Most Zika cases are mild in nature. In fact, only 20% of infected people show any symptoms at all, which is partly why the recent outbreak is so confusing. When symptoms do arise, they typically include:
· Fever and headache
· Mild skin rash
· Pink eye
· Joint Pain
These symptoms, which are similar to those of dengue fever, usually last up to a week. However, in recent months there have also been unexplained cases of microcephaly and rare neurological disorders such as Guillain–Barré syndrome
How to Prevent Infection
The CDC has issued a travel warning to pregnant women, advising them not to visit affected areas in South America (as well as some Pacific islands). Several Latin American countries have even advised against pregnancy in their own countries until the disease is better understood. For those who do travel in South America—and especially pregnant women who visit—it is advised to use strong insect repellants, wear long–sleeve clothes and remain in aerated or air–conditioned rooms away from stagnant water sources. Pregnant women traveling to affected areas should also receive fetal ultrasounds to check for congenital problems. In March 2016 the CDC also advised infected men to avoid sexual intercourse or use condoms for at least six months after symptoms arise. There is currently no vaccine, though research is being conducted.
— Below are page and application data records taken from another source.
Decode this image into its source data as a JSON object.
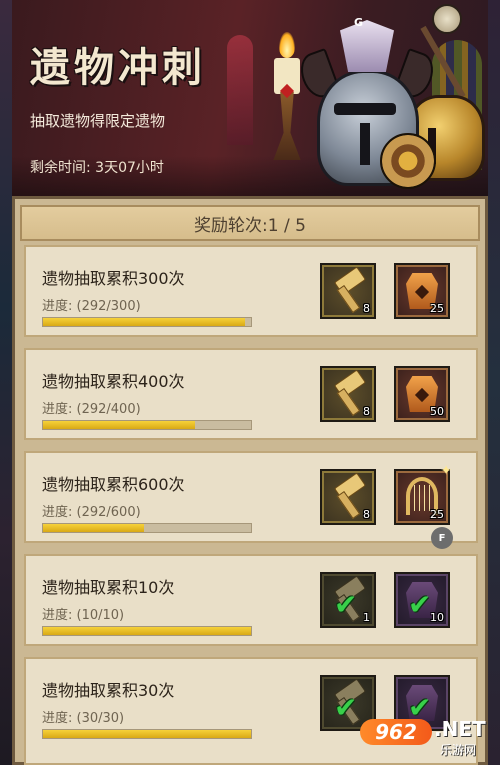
{
  "event": {
    "title": "遗物冲刺",
    "subtitle": "抽取遗物得限定遗物",
    "time_remaining": "剩余时间: 3天07小时",
    "corner_mark": "G"
  },
  "rewards_header": {
    "round_label": "奖励轮次:1 / 5"
  },
  "tasks": [
    {
      "title": "遗物抽取累积300次",
      "progress_text": "进度: (292/300)",
      "progress_fraction": 0.973,
      "rewards": [
        {
          "icon": "hammer-icon",
          "count": "8",
          "claimed": false
        },
        {
          "icon": "armor-icon",
          "count": "25",
          "claimed": false
        }
      ]
    },
    {
      "title": "遗物抽取累积400次",
      "progress_text": "进度: (292/400)",
      "progress_fraction": 0.73,
      "rewards": [
        {
          "icon": "hammer-icon",
          "count": "8",
          "claimed": false
        },
        {
          "icon": "armor-icon",
          "count": "50",
          "claimed": false
        }
      ]
    },
    {
      "title": "遗物抽取累积600次",
      "progress_text": "进度: (292/600)",
      "progress_fraction": 0.487,
      "rewards": [
        {
          "icon": "hammer-icon",
          "count": "8",
          "claimed": false
        },
        {
          "icon": "harp-icon",
          "count": "25",
          "claimed": false
        }
      ]
    },
    {
      "title": "遗物抽取累积10次",
      "progress_text": "进度: (10/10)",
      "progress_fraction": 1.0,
      "rewards": [
        {
          "icon": "hammer-icon",
          "count": "1",
          "claimed": true
        },
        {
          "icon": "armor-icon",
          "count": "10",
          "claimed": true
        }
      ]
    },
    {
      "title": "遗物抽取累积30次",
      "progress_text": "进度: (30/30)",
      "progress_fraction": 1.0,
      "rewards": [
        {
          "icon": "hammer-icon",
          "count": "",
          "claimed": true
        },
        {
          "icon": "armor-icon",
          "count": "",
          "claimed": true
        }
      ]
    }
  ],
  "badge_f": "F",
  "watermark": {
    "logo": "962",
    "net": ".NET",
    "site": "乐游网"
  },
  "colors": {
    "progress_fill": "#f0c82a",
    "check": "#38d04a",
    "panel": "#cbb893",
    "card": "#e9dfc8"
  }
}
Treatment for Zika fever is limited to palliative care to address the symptoms. Recommendations include:
· Anti–fever medications (e.g. paracetamol)
· Ointments to soothe itching caused by rash
· Anti–inflammatory drugs to reduce joint pain
· Rest, and replenish water loss with plenty of fluids
Unfortunately, little can be done to halt the advance of the disease post–infection.